The beautiful and massive Monarch Butterfly has the distinction of being the official state butterfly of Texas. However, there are plenty of imitation monarchs out there. How can you tell the difference between our esteemed state butterfly and it's (still very nice) relative, the Painted Lady?

Monarchs are generally much bigger in size than a Painted Lady, although it's not always easy to tell how big a butterfly really is when it's moving so quickly. There are also some of each type that are bigger or smaller, so it's not the most consistent method of distinguishing species.

An easy visual cue is to spot the spots. If the body of the butterfly is black with white spots (believe me, you'll know it when you see it) then it's a true Monarch. If the wings fade into a brown body, you've spotted an impostor.


A real Monarch will have obvious white spots on a black body

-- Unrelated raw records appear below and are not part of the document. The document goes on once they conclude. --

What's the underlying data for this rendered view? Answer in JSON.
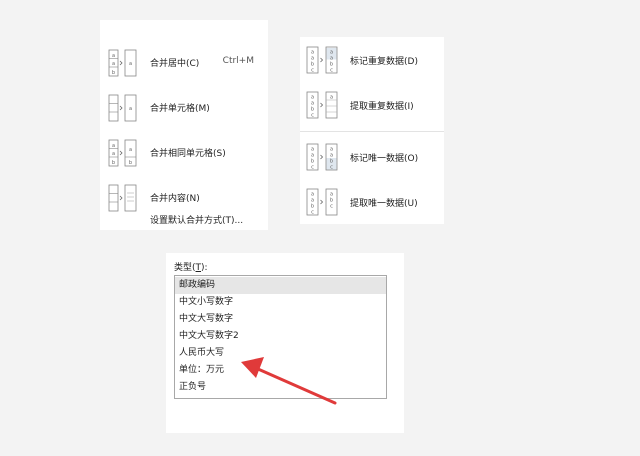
{
  "merge_menu": {
    "items": [
      {
        "label": "合并居中(C)",
        "shortcut": "Ctrl+M",
        "icon": "merge-center-icon"
      },
      {
        "label": "合并单元格(M)",
        "icon": "merge-cells-icon"
      },
      {
        "label": "合并相同单元格(S)",
        "icon": "merge-same-cells-icon"
      },
      {
        "label": "合并内容(N)",
        "icon": "merge-content-icon"
      }
    ],
    "default_label": "设置默认合并方式(T)..."
  },
  "dup_menu": {
    "items": [
      {
        "label": "标记重复数据(D)",
        "icon": "mark-duplicates-icon"
      },
      {
        "label": "提取重复数据(I)",
        "icon": "extract-duplicates-icon"
      },
      {
        "label": "标记唯一数据(O)",
        "icon": "mark-unique-icon"
      },
      {
        "label": "提取唯一数据(U)",
        "icon": "extract-unique-icon"
      }
    ]
  },
  "type_panel": {
    "label_prefix": "类型(",
    "label_key": "T",
    "label_suffix": "):",
    "options": [
      "邮政编码",
      "中文小写数字",
      "中文大写数字",
      "中文大写数字2",
      "人民币大写",
      "单位：万元",
      "正负号"
    ],
    "selected": "邮政编码"
  },
  "colors": {
    "annotation_arrow": "#e03a3a"
  }
}
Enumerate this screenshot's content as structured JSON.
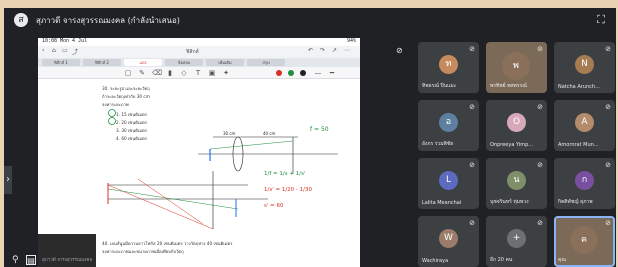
{
  "meet": {
    "presenter_initial": "ส",
    "presenter_title": "สุภาวดี จารงสุวรรณมงคล (กำลังนำเสนอ)",
    "fullscreen_icon": "fullscreen-icon",
    "stage_caption": "สุภาวดี จารงสุวรรณมงคล",
    "pin_icon": "pin-icon",
    "present_icon": "present-to-all-icon"
  },
  "stage": {
    "status": {
      "time": "10:08",
      "date": "Mon 4 Jul",
      "battery": "94%"
    },
    "doc_title": "ฟิสิกส์",
    "toolbar_left": [
      "‹",
      "⌂",
      "▭",
      "⤴"
    ],
    "toolbar_right": [
      "↶",
      "↷",
      "↗",
      "⋯"
    ],
    "tabs": [
      "ฟิสิกส์ 1",
      "ฟิสิกส์ 2",
      "แสง",
      "ข้อสอบ",
      "เพิ่มเติม",
      "สรุป"
    ],
    "active_tab_index": 2,
    "pen_colors": [
      "#d93025",
      "#1e8e3e",
      "#202124"
    ],
    "question_lines": [
      "30. ระยะรูป และระยะวัตถุ",
      "ถ้าระยะวัตถุเท่ากับ 30 cm",
      "จงหาระยะภาพ",
      "1. 15 เซนติเมตร",
      "2. 20 เซนติเมตร",
      "3. 30 เซนติเมตร",
      "4. 60 เซนติเมตร"
    ],
    "dimension_labels": [
      "30 cm",
      "40 cm"
    ],
    "focal_label": "f = 50",
    "formula_lines": [
      "1/f = 1/s + 1/s'",
      "1/s' = 1/20 - 1/30",
      "s' = 60"
    ],
    "footer_line": "40. เลนส์นูนมีความยาวโฟกัส 20 เซนติเมตร วางวัตถุห่าง 40 เซนติเมตร",
    "footer_line2": "จงหาระยะภาพและขนาดภาพเมื่อเทียบกับวัตถุ"
  },
  "participants": [
    {
      "name": "ทิพธรณ์ ปิ่นแมะ",
      "initial": "ท",
      "avatar_color": "#c58b5f",
      "type": "avatar"
    },
    {
      "name": "พรทิพย์ ทศพรรณ์",
      "initial": "พ",
      "avatar_color": "#8a6f5a",
      "type": "video"
    },
    {
      "name": "Natcha Arunch...",
      "initial": "N",
      "avatar_color": "#a67c52",
      "type": "avatar"
    },
    {
      "name": "อังกร รวมพิชัย",
      "initial": "อ",
      "avatar_color": "#5f7fa0",
      "type": "avatar"
    },
    {
      "name": "Onpreeya Yimp...",
      "initial": "O",
      "avatar_color": "#d7a9b8",
      "type": "avatar"
    },
    {
      "name": "Amornrat Mun...",
      "initial": "A",
      "avatar_color": "#b38b6d",
      "type": "avatar"
    },
    {
      "name": "Lalita Meanchai",
      "initial": "L",
      "avatar_color": "#5c6bc0",
      "type": "avatar"
    },
    {
      "name": "นุชจรินทร์ ทุ่มพวง",
      "initial": "น",
      "avatar_color": "#7e8f6a",
      "type": "avatar"
    },
    {
      "name": "กิตติพัชญ์ สุภาพ",
      "initial": "ก",
      "avatar_color": "#7b4fa0",
      "type": "avatar"
    },
    {
      "name": "Wachiraya",
      "initial": "W",
      "avatar_color": "#9b7c6a",
      "type": "avatar"
    },
    {
      "name": "อีก 20 คน",
      "initial": "+",
      "avatar_color": "#6d6f73",
      "type": "avatar"
    },
    {
      "name": "คุณ",
      "initial": "ค",
      "avatar_color": "#8a6f5a",
      "type": "video"
    }
  ]
}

Another easy visual cue is to look at the tips of the wings. A consistent black bar with spots is a Monarch, while less consistent, more scattered spots and splashes is indicative of a Painted Lady.

Painted Ladies have brown bodies

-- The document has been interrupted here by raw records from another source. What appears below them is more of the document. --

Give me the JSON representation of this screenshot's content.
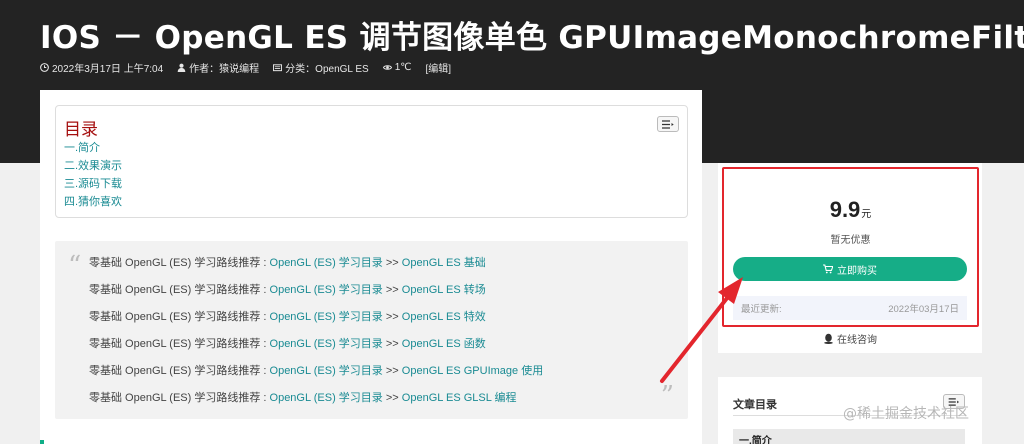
{
  "header": {
    "title": "IOS － OpenGL ES 调节图像单色 GPUImageMonochromeFilter",
    "meta": {
      "date": "2022年3月17日 上午7:04",
      "author": "作者：猿说编程",
      "category": "分类：OpenGL ES",
      "views": "1℃",
      "edit": "[编辑]"
    }
  },
  "toc": {
    "title": "目录",
    "items": [
      "一.简介",
      "二.效果演示",
      "三.源码下载",
      "四.猜你喜欢"
    ]
  },
  "quote": {
    "prefix": "零基础 OpenGL (ES) 学习路线推荐 : ",
    "sep": " >> ",
    "lines": [
      {
        "a": "OpenGL (ES) 学习目录",
        "b": "OpenGL ES 基础"
      },
      {
        "a": "OpenGL (ES) 学习目录",
        "b": "OpenGL ES 转场"
      },
      {
        "a": "OpenGL (ES) 学习目录",
        "b": "OpenGL ES 特效"
      },
      {
        "a": "OpenGL (ES) 学习目录",
        "b": "OpenGL ES 函数"
      },
      {
        "a": "OpenGL (ES) 学习目录",
        "b": "OpenGL ES GPUImage 使用"
      },
      {
        "a": "OpenGL (ES) 学习目录",
        "b": "OpenGL ES GLSL 编程"
      }
    ]
  },
  "sidebar": {
    "price": "9.9",
    "unit": "元",
    "discount": "暂无优惠",
    "buy_label": "立即购买",
    "updated_label": "最近更新:",
    "updated_date": "2022年03月17日",
    "consult": "在线咨询",
    "toc_title": "文章目录",
    "toc_first": "一.简介"
  },
  "watermark": "@稀土掘金技术社区",
  "colors": {
    "accent": "#16ad87",
    "highlight": "#e3262d",
    "link": "#1a8b93",
    "toc_title": "#a50f0f"
  }
}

Both Monarchs and Painted Ladies are fascinating to see fluttering around your yard, and there are ways you can help attract them with certain native plants. This is beneficial to the butterflies, who are losing their habitats rapidly, and to your yard by creating a unique, living work of art.